:: Exercise goal ::
Among the lines of the material, copy those that hold the string "发热和震感".

:: Given information ::
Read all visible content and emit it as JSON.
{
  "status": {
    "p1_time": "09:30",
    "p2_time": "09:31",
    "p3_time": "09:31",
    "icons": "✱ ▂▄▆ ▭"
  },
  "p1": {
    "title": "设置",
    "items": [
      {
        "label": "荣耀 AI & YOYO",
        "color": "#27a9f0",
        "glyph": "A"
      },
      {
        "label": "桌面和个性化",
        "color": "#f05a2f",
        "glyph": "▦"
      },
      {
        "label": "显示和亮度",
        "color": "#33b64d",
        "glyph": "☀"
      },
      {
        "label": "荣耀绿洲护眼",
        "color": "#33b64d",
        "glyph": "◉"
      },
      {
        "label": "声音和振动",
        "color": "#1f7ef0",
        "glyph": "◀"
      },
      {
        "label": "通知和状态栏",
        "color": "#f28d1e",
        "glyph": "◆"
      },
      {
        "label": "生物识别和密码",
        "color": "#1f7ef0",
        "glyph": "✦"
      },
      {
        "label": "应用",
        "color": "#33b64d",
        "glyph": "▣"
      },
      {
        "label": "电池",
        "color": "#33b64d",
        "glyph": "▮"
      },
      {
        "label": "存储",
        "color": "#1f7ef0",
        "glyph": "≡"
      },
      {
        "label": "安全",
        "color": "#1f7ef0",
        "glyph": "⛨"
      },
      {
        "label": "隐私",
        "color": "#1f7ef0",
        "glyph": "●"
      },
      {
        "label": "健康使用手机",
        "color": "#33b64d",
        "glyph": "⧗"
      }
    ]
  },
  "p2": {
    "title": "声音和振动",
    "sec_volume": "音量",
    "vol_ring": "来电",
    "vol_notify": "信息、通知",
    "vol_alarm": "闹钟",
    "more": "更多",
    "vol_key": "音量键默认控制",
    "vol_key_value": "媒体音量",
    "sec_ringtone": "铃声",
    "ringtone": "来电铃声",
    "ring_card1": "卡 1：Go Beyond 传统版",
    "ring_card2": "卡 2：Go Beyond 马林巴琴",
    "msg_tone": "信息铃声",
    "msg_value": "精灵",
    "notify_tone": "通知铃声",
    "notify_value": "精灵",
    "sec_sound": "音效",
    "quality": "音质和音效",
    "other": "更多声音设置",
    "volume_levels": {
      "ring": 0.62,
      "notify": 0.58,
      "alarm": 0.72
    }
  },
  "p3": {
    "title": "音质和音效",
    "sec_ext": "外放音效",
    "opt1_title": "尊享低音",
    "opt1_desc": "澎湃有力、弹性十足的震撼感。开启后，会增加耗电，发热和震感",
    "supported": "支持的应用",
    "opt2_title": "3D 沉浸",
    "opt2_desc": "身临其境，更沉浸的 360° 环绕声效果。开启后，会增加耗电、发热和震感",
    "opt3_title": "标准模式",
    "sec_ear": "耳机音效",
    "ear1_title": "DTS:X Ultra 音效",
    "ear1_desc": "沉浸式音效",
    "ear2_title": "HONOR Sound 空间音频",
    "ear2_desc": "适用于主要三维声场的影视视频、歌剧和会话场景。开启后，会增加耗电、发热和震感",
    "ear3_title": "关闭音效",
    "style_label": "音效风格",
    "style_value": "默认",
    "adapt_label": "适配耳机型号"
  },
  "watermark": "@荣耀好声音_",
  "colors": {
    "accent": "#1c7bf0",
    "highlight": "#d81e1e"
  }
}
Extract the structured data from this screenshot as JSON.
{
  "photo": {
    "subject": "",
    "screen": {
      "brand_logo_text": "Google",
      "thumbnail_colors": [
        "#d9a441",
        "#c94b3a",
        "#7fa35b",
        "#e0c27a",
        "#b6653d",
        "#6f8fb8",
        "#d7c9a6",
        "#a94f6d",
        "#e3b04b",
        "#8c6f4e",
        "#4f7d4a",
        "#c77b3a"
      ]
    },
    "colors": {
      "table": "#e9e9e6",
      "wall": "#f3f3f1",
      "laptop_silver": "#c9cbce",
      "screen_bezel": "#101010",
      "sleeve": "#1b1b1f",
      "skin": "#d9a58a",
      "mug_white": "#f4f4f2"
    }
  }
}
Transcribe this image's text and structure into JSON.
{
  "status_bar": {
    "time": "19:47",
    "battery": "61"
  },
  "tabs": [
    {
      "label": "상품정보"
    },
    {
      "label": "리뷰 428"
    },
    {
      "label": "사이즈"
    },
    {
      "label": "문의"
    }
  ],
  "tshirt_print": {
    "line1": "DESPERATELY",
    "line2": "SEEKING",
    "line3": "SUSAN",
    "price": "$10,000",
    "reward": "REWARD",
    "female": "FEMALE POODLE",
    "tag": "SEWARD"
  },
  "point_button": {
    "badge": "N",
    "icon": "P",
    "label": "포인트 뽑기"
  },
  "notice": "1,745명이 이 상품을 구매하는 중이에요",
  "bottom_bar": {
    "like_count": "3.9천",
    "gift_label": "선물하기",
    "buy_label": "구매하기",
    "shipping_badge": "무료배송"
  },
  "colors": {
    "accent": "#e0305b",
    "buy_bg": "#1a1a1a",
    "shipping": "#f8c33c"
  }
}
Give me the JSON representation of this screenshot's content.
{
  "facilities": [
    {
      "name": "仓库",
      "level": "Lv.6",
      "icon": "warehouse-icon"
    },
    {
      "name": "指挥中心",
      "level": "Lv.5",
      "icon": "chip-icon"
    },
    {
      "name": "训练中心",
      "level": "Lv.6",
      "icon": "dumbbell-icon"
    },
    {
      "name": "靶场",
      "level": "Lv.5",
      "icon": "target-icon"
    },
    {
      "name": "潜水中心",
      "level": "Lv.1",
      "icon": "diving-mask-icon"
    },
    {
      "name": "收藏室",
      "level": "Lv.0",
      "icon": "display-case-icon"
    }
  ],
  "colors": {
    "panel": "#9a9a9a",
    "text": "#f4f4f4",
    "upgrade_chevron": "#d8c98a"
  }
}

:: Answer below ::
    "opt1_desc": "澎湃有力、弹性十足的震撼感。开启后，会增加耗电，发热和震感",
    "opt2_desc": "身临其境，更沉浸的 360° 环绕声效果。开启后，会增加耗电、发热和震感",
    "ear2_desc": "适用于主要三维声场的影视视频、歌剧和会话场景。开启后，会增加耗电、发热和震感",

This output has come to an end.